→ **The problem**
Which lines of the entries hold the string "time"? Copy each one.

→ **Entries from a dataset of interfaces**

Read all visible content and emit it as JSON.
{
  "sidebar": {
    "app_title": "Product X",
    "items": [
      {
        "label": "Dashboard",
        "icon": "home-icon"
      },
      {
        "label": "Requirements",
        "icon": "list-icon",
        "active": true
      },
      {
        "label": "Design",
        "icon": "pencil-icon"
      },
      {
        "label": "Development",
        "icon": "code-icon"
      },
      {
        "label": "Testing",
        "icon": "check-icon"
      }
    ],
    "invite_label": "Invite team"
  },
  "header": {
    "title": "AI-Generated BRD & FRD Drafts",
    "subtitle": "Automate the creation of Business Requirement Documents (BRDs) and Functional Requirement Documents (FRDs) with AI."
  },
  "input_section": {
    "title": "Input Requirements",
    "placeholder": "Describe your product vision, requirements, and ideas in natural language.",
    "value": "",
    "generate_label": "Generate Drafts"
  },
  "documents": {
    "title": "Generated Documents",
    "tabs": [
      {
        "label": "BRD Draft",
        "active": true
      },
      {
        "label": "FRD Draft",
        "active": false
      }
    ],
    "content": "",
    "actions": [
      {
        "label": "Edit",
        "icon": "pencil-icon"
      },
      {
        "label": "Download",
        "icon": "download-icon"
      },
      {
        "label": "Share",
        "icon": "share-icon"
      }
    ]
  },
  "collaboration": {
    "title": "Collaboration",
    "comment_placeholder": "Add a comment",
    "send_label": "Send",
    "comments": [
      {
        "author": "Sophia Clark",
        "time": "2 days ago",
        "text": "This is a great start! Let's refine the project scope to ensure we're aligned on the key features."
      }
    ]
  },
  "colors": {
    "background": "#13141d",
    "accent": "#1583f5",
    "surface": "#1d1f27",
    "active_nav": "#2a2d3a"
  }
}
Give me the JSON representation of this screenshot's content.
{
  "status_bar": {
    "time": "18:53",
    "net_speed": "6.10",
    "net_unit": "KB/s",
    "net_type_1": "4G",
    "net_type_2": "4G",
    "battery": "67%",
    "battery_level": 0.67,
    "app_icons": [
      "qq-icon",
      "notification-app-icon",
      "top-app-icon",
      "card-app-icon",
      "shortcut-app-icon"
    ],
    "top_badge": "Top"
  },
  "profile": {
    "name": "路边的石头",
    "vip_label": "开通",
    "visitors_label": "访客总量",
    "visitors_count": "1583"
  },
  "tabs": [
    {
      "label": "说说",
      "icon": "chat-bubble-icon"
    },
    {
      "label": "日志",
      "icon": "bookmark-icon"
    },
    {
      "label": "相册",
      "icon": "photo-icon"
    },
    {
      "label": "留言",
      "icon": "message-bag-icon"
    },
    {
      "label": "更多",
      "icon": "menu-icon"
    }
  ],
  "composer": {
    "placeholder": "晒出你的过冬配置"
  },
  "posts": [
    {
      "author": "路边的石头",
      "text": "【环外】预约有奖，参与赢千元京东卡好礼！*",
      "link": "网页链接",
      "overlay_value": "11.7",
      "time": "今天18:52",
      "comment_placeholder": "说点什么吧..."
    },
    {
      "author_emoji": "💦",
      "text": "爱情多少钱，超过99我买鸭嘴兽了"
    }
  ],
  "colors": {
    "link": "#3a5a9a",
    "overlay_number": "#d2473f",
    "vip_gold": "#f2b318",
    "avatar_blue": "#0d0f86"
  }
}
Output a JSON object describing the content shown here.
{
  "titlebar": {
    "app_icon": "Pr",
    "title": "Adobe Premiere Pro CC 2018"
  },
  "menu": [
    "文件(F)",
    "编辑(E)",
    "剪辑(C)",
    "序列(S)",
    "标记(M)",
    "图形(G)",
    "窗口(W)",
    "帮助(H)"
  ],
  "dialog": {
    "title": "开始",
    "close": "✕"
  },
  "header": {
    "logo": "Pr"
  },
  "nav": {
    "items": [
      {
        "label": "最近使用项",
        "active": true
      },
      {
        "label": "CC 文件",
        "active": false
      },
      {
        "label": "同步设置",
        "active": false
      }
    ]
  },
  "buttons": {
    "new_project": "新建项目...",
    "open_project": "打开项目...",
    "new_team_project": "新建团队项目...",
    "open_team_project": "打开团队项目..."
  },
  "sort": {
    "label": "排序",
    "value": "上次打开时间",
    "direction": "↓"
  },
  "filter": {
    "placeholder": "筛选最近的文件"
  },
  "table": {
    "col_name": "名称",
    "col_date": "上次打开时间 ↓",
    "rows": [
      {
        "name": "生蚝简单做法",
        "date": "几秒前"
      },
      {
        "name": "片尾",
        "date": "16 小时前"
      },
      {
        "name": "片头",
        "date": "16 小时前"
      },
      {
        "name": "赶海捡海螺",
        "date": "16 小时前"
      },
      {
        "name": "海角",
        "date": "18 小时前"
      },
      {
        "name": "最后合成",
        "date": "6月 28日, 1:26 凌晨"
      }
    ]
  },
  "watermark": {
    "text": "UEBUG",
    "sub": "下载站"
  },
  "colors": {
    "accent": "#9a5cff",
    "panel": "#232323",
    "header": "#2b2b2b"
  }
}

→ **The answer**
        "time": "2 days ago",
    "time": "18:53",
      "time": "今天18:52",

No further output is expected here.